Element data from apps and pages -
———

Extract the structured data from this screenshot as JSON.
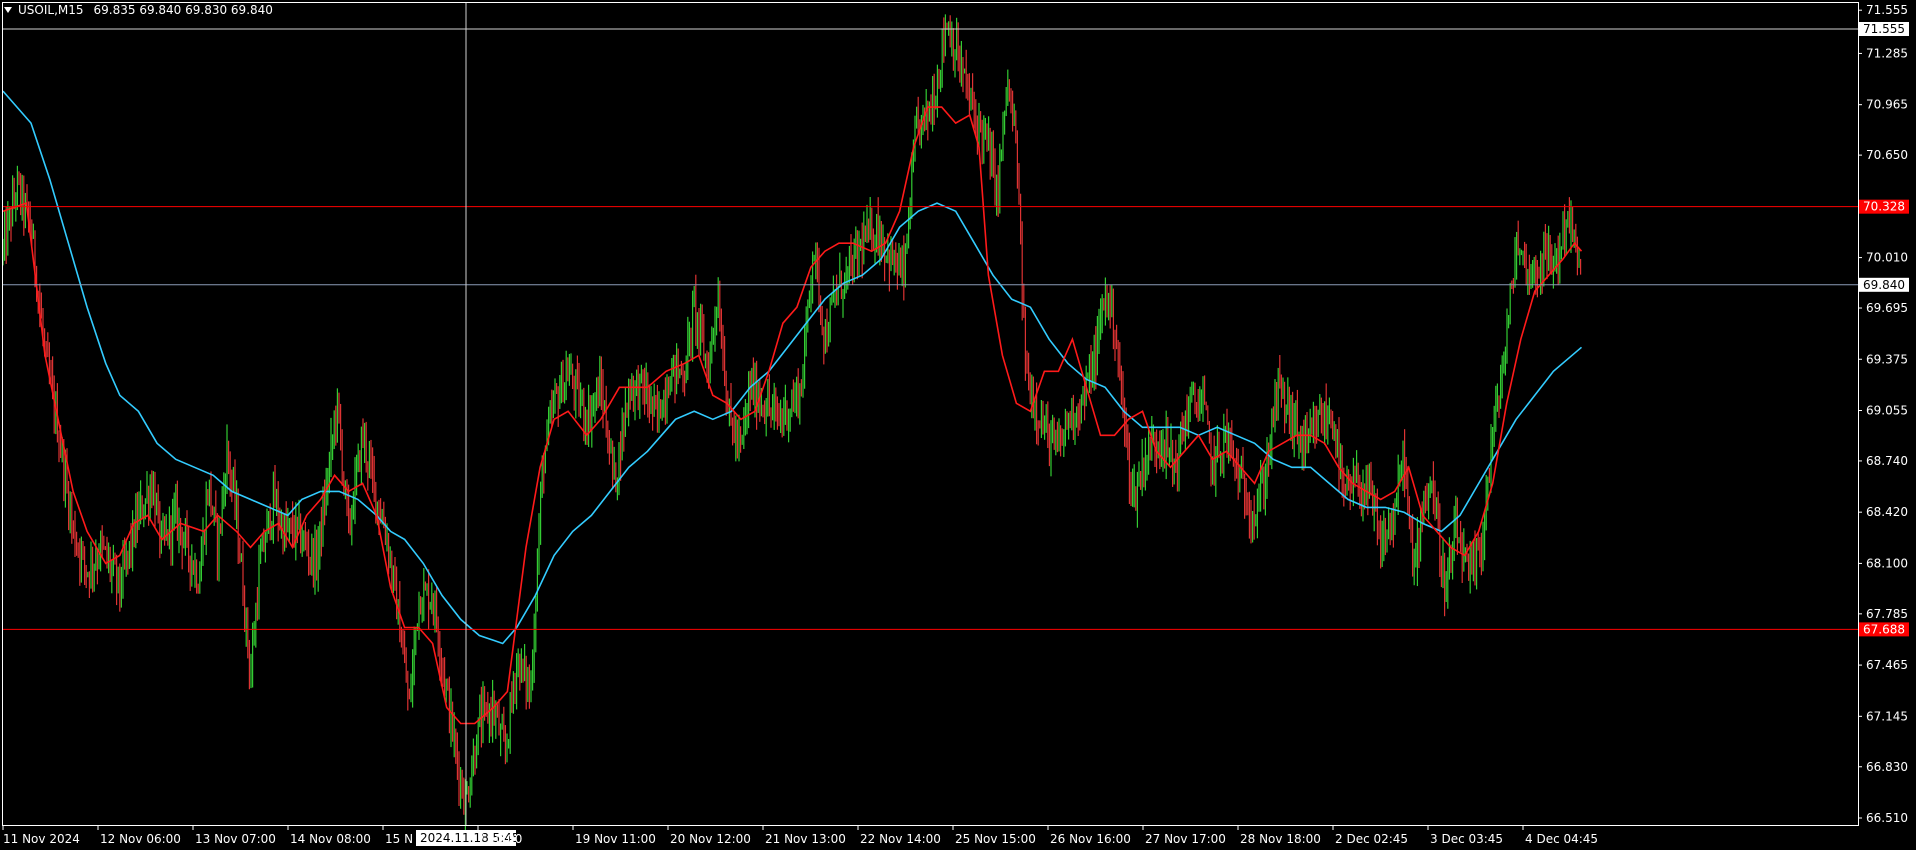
{
  "window": {
    "symbol_label": "USOIL,M15",
    "ohlc_label": "69.835 69.840 69.830 69.840"
  },
  "colors": {
    "background": "#000000",
    "frame": "#ffffff",
    "bull_candle": "#33cc33",
    "bear_candle": "#dd3333",
    "ma_fast": "#ff1a1a",
    "ma_slow": "#33ccff",
    "level_line": "#ff0000",
    "current_price_line": "#8c9cb8",
    "crosshair": "#d0d0d0"
  },
  "crosshair": {
    "time_label": "2024.11.18 5:45",
    "price_label": "71.555"
  },
  "chart_data": {
    "type": "candlestick",
    "symbol": "USOIL",
    "timeframe": "M15",
    "y_ticks": [
      "71.555",
      "71.285",
      "70.965",
      "70.650",
      "70.010",
      "69.695",
      "69.375",
      "69.055",
      "68.740",
      "68.420",
      "68.100",
      "67.785",
      "67.465",
      "67.145",
      "66.830",
      "66.510"
    ],
    "x_ticks": [
      "11 Nov 2024",
      "12 Nov 06:00",
      "13 Nov 07:00",
      "14 Nov 08:00",
      "15 N",
      "/ 10:00",
      "19 Nov 11:00",
      "20 Nov 12:00",
      "21 Nov 13:00",
      "22 Nov 14:00",
      "25 Nov 15:00",
      "26 Nov 16:00",
      "27 Nov 17:00",
      "28 Nov 18:00",
      "2 Dec 02:45",
      "3 Dec 03:45",
      "4 Dec 04:45"
    ],
    "price_range": [
      66.46,
      71.6
    ],
    "horizontal_levels": [
      {
        "price": 70.328,
        "label": "70.328",
        "kind": "resistance"
      },
      {
        "price": 67.688,
        "label": "67.688",
        "kind": "support"
      }
    ],
    "current_price": {
      "price": 69.84,
      "label": "69.840"
    },
    "price_path": [
      [
        0,
        70.05
      ],
      [
        0.6,
        70.45
      ],
      [
        1.2,
        70.2
      ],
      [
        1.8,
        69.4
      ],
      [
        2.4,
        68.9
      ],
      [
        3,
        68.3
      ],
      [
        3.6,
        68.05
      ],
      [
        4.2,
        68.2
      ],
      [
        5,
        67.95
      ],
      [
        5.8,
        68.4
      ],
      [
        6.4,
        68.6
      ],
      [
        6.8,
        68.2
      ],
      [
        7.4,
        68.4
      ],
      [
        8,
        68.15
      ],
      [
        8.4,
        68.0
      ],
      [
        8.8,
        68.6
      ],
      [
        9.2,
        68.2
      ],
      [
        9.6,
        68.8
      ],
      [
        10,
        68.4
      ],
      [
        10.6,
        67.4
      ],
      [
        11,
        68.1
      ],
      [
        11.6,
        68.5
      ],
      [
        12,
        68.3
      ],
      [
        12.6,
        68.3
      ],
      [
        13.4,
        68.1
      ],
      [
        13.8,
        68.5
      ],
      [
        14.3,
        69.1
      ],
      [
        14.8,
        68.3
      ],
      [
        15.4,
        68.9
      ],
      [
        16,
        68.5
      ],
      [
        16.4,
        68.3
      ],
      [
        17,
        67.7
      ],
      [
        17.4,
        67.2
      ],
      [
        17.8,
        67.9
      ],
      [
        18.4,
        67.9
      ],
      [
        18.8,
        67.5
      ],
      [
        19.4,
        66.9
      ],
      [
        19.8,
        66.6
      ],
      [
        20.4,
        67.1
      ],
      [
        21,
        67.2
      ],
      [
        21.5,
        66.9
      ],
      [
        22,
        67.5
      ],
      [
        22.6,
        67.3
      ],
      [
        23.1,
        68.7
      ],
      [
        23.6,
        69.1
      ],
      [
        24.2,
        69.3
      ],
      [
        25,
        69.0
      ],
      [
        25.6,
        69.2
      ],
      [
        26.2,
        68.6
      ],
      [
        26.8,
        69.2
      ],
      [
        27.4,
        69.2
      ],
      [
        28,
        69.0
      ],
      [
        28.6,
        69.3
      ],
      [
        29.2,
        69.3
      ],
      [
        29.6,
        69.7
      ],
      [
        30.2,
        69.3
      ],
      [
        30.6,
        69.8
      ],
      [
        31.1,
        69.0
      ],
      [
        31.6,
        68.8
      ],
      [
        32,
        69.2
      ],
      [
        32.6,
        69.1
      ],
      [
        33.2,
        69.0
      ],
      [
        33.8,
        69.1
      ],
      [
        34.2,
        69.2
      ],
      [
        34.7,
        70.1
      ],
      [
        35.2,
        69.5
      ],
      [
        35.7,
        69.8
      ],
      [
        36.2,
        69.9
      ],
      [
        36.8,
        70.1
      ],
      [
        37.4,
        70.2
      ],
      [
        38,
        70.0
      ],
      [
        38.6,
        69.9
      ],
      [
        39.1,
        70.8
      ],
      [
        39.6,
        70.9
      ],
      [
        40,
        71.1
      ],
      [
        40.4,
        71.5
      ],
      [
        41,
        71.2
      ],
      [
        41.6,
        70.9
      ],
      [
        42.2,
        70.7
      ],
      [
        42.6,
        70.4
      ],
      [
        43,
        71.1
      ],
      [
        43.4,
        70.7
      ],
      [
        43.8,
        69.3
      ],
      [
        44.2,
        69.1
      ],
      [
        44.7,
        68.9
      ],
      [
        45.2,
        68.8
      ],
      [
        45.6,
        69.0
      ],
      [
        46.2,
        69.1
      ],
      [
        46.8,
        69.4
      ],
      [
        47.2,
        69.8
      ],
      [
        47.6,
        69.6
      ],
      [
        48,
        69.0
      ],
      [
        48.4,
        68.5
      ],
      [
        49,
        68.8
      ],
      [
        49.6,
        68.9
      ],
      [
        50.2,
        68.7
      ],
      [
        50.8,
        69.1
      ],
      [
        51.4,
        69.1
      ],
      [
        51.8,
        68.7
      ],
      [
        52.4,
        68.9
      ],
      [
        53,
        68.6
      ],
      [
        53.6,
        68.4
      ],
      [
        54,
        68.6
      ],
      [
        54.6,
        69.2
      ],
      [
        55.2,
        69.0
      ],
      [
        55.8,
        68.8
      ],
      [
        56.4,
        69.0
      ],
      [
        57,
        69.0
      ],
      [
        57.4,
        68.5
      ],
      [
        58,
        68.6
      ],
      [
        58.6,
        68.5
      ],
      [
        59,
        68.2
      ],
      [
        59.6,
        68.4
      ],
      [
        60,
        68.8
      ],
      [
        60.4,
        68.0
      ],
      [
        60.8,
        68.5
      ],
      [
        61.2,
        68.6
      ],
      [
        61.8,
        67.9
      ],
      [
        62.2,
        68.3
      ],
      [
        62.8,
        68.0
      ],
      [
        63.3,
        68.2
      ],
      [
        63.8,
        68.9
      ],
      [
        64.4,
        69.5
      ],
      [
        64.8,
        70.1
      ],
      [
        65.4,
        69.9
      ],
      [
        66,
        70.0
      ],
      [
        66.6,
        70.0
      ],
      [
        67,
        70.3
      ],
      [
        67.3,
        70.1
      ],
      [
        67.6,
        69.84
      ]
    ],
    "ma_fast": [
      [
        0,
        70.3
      ],
      [
        1,
        70.35
      ],
      [
        1.8,
        69.4
      ],
      [
        2.5,
        68.9
      ],
      [
        3,
        68.55
      ],
      [
        3.6,
        68.3
      ],
      [
        4.4,
        68.1
      ],
      [
        5,
        68.15
      ],
      [
        5.6,
        68.35
      ],
      [
        6.2,
        68.4
      ],
      [
        6.8,
        68.25
      ],
      [
        7.6,
        68.35
      ],
      [
        8.6,
        68.3
      ],
      [
        9.2,
        68.4
      ],
      [
        10,
        68.3
      ],
      [
        10.6,
        68.2
      ],
      [
        11.2,
        68.3
      ],
      [
        11.8,
        68.35
      ],
      [
        12.4,
        68.2
      ],
      [
        13,
        68.4
      ],
      [
        13.6,
        68.5
      ],
      [
        14.2,
        68.65
      ],
      [
        14.8,
        68.55
      ],
      [
        15.4,
        68.6
      ],
      [
        16,
        68.4
      ],
      [
        16.6,
        67.95
      ],
      [
        17.2,
        67.7
      ],
      [
        17.8,
        67.7
      ],
      [
        18.4,
        67.6
      ],
      [
        19,
        67.2
      ],
      [
        19.6,
        67.1
      ],
      [
        20.2,
        67.1
      ],
      [
        21,
        67.2
      ],
      [
        21.6,
        67.3
      ],
      [
        22.4,
        68.2
      ],
      [
        23,
        68.7
      ],
      [
        23.6,
        69.0
      ],
      [
        24.2,
        69.05
      ],
      [
        25,
        68.9
      ],
      [
        25.6,
        69.0
      ],
      [
        26.4,
        69.2
      ],
      [
        27,
        69.2
      ],
      [
        27.6,
        69.2
      ],
      [
        28.4,
        69.3
      ],
      [
        29.2,
        69.35
      ],
      [
        29.8,
        69.4
      ],
      [
        30.4,
        69.15
      ],
      [
        31,
        69.1
      ],
      [
        31.6,
        69.0
      ],
      [
        32.2,
        69.05
      ],
      [
        32.8,
        69.3
      ],
      [
        33.4,
        69.6
      ],
      [
        34,
        69.7
      ],
      [
        34.6,
        69.95
      ],
      [
        35.2,
        70.05
      ],
      [
        35.8,
        70.1
      ],
      [
        36.4,
        70.1
      ],
      [
        37.2,
        70.05
      ],
      [
        37.8,
        70.1
      ],
      [
        38.4,
        70.3
      ],
      [
        39,
        70.7
      ],
      [
        39.6,
        70.95
      ],
      [
        40.2,
        70.95
      ],
      [
        40.8,
        70.85
      ],
      [
        41.4,
        70.9
      ],
      [
        41.8,
        70.7
      ],
      [
        42.2,
        69.9
      ],
      [
        42.8,
        69.4
      ],
      [
        43.4,
        69.1
      ],
      [
        44,
        69.05
      ],
      [
        44.6,
        69.3
      ],
      [
        45.2,
        69.3
      ],
      [
        45.8,
        69.5
      ],
      [
        46.4,
        69.2
      ],
      [
        47,
        68.9
      ],
      [
        47.6,
        68.9
      ],
      [
        48.2,
        69.0
      ],
      [
        48.8,
        69.05
      ],
      [
        49.4,
        68.8
      ],
      [
        50,
        68.7
      ],
      [
        50.6,
        68.8
      ],
      [
        51.2,
        68.9
      ],
      [
        51.8,
        68.75
      ],
      [
        52.4,
        68.8
      ],
      [
        53,
        68.7
      ],
      [
        53.6,
        68.6
      ],
      [
        54.2,
        68.8
      ],
      [
        54.8,
        68.85
      ],
      [
        55.4,
        68.9
      ],
      [
        56,
        68.9
      ],
      [
        56.6,
        68.85
      ],
      [
        57.2,
        68.7
      ],
      [
        57.8,
        68.6
      ],
      [
        58.4,
        68.55
      ],
      [
        59,
        68.5
      ],
      [
        59.6,
        68.55
      ],
      [
        60.2,
        68.7
      ],
      [
        60.8,
        68.4
      ],
      [
        61.4,
        68.3
      ],
      [
        62,
        68.2
      ],
      [
        62.6,
        68.15
      ],
      [
        63.2,
        68.3
      ],
      [
        63.8,
        68.6
      ],
      [
        64.4,
        69.1
      ],
      [
        65,
        69.5
      ],
      [
        65.6,
        69.8
      ],
      [
        66.2,
        69.9
      ],
      [
        66.8,
        70.0
      ],
      [
        67.3,
        70.1
      ],
      [
        67.6,
        70.05
      ]
    ],
    "ma_slow": [
      [
        0,
        71.05
      ],
      [
        0.6,
        70.95
      ],
      [
        1.2,
        70.85
      ],
      [
        2,
        70.5
      ],
      [
        2.8,
        70.1
      ],
      [
        3.6,
        69.7
      ],
      [
        4.4,
        69.35
      ],
      [
        5,
        69.15
      ],
      [
        5.8,
        69.05
      ],
      [
        6.6,
        68.85
      ],
      [
        7.4,
        68.75
      ],
      [
        8.2,
        68.7
      ],
      [
        9,
        68.65
      ],
      [
        9.8,
        68.55
      ],
      [
        10.6,
        68.5
      ],
      [
        11.4,
        68.45
      ],
      [
        12.2,
        68.4
      ],
      [
        12.8,
        68.5
      ],
      [
        13.6,
        68.55
      ],
      [
        14.4,
        68.55
      ],
      [
        15.2,
        68.5
      ],
      [
        16,
        68.4
      ],
      [
        16.6,
        68.3
      ],
      [
        17.2,
        68.25
      ],
      [
        18,
        68.1
      ],
      [
        18.8,
        67.9
      ],
      [
        19.6,
        67.75
      ],
      [
        20.4,
        67.65
      ],
      [
        21,
        67.62
      ],
      [
        21.4,
        67.6
      ],
      [
        22,
        67.7
      ],
      [
        22.8,
        67.9
      ],
      [
        23.6,
        68.15
      ],
      [
        24.4,
        68.3
      ],
      [
        25.2,
        68.4
      ],
      [
        26,
        68.55
      ],
      [
        26.8,
        68.7
      ],
      [
        27.6,
        68.8
      ],
      [
        28.2,
        68.9
      ],
      [
        28.8,
        69.0
      ],
      [
        29.6,
        69.05
      ],
      [
        30.4,
        69.0
      ],
      [
        31.2,
        69.05
      ],
      [
        32,
        69.2
      ],
      [
        32.8,
        69.3
      ],
      [
        33.6,
        69.45
      ],
      [
        34.4,
        69.6
      ],
      [
        35.2,
        69.75
      ],
      [
        36,
        69.85
      ],
      [
        36.8,
        69.9
      ],
      [
        37.6,
        70.0
      ],
      [
        38.4,
        70.2
      ],
      [
        39.2,
        70.3
      ],
      [
        40,
        70.35
      ],
      [
        40.8,
        70.3
      ],
      [
        41.6,
        70.1
      ],
      [
        42.4,
        69.9
      ],
      [
        43.2,
        69.75
      ],
      [
        44,
        69.7
      ],
      [
        44.8,
        69.5
      ],
      [
        45.6,
        69.35
      ],
      [
        46.4,
        69.25
      ],
      [
        47.2,
        69.2
      ],
      [
        48,
        69.05
      ],
      [
        48.8,
        68.95
      ],
      [
        49.6,
        68.95
      ],
      [
        50.4,
        68.95
      ],
      [
        51.2,
        68.9
      ],
      [
        52,
        68.95
      ],
      [
        52.8,
        68.9
      ],
      [
        53.6,
        68.85
      ],
      [
        54.4,
        68.75
      ],
      [
        55.2,
        68.7
      ],
      [
        56,
        68.7
      ],
      [
        56.8,
        68.6
      ],
      [
        57.6,
        68.5
      ],
      [
        58.4,
        68.45
      ],
      [
        59.2,
        68.45
      ],
      [
        60,
        68.42
      ],
      [
        60.8,
        68.35
      ],
      [
        61.6,
        68.3
      ],
      [
        62.4,
        68.4
      ],
      [
        63.2,
        68.6
      ],
      [
        64,
        68.8
      ],
      [
        64.8,
        69.0
      ],
      [
        65.6,
        69.15
      ],
      [
        66.4,
        69.3
      ],
      [
        67.2,
        69.4
      ],
      [
        67.6,
        69.45
      ]
    ]
  }
}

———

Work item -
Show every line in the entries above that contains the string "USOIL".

Output of the exercise -
    "symbol_label": "USOIL,M15",
    "symbol": "USOIL",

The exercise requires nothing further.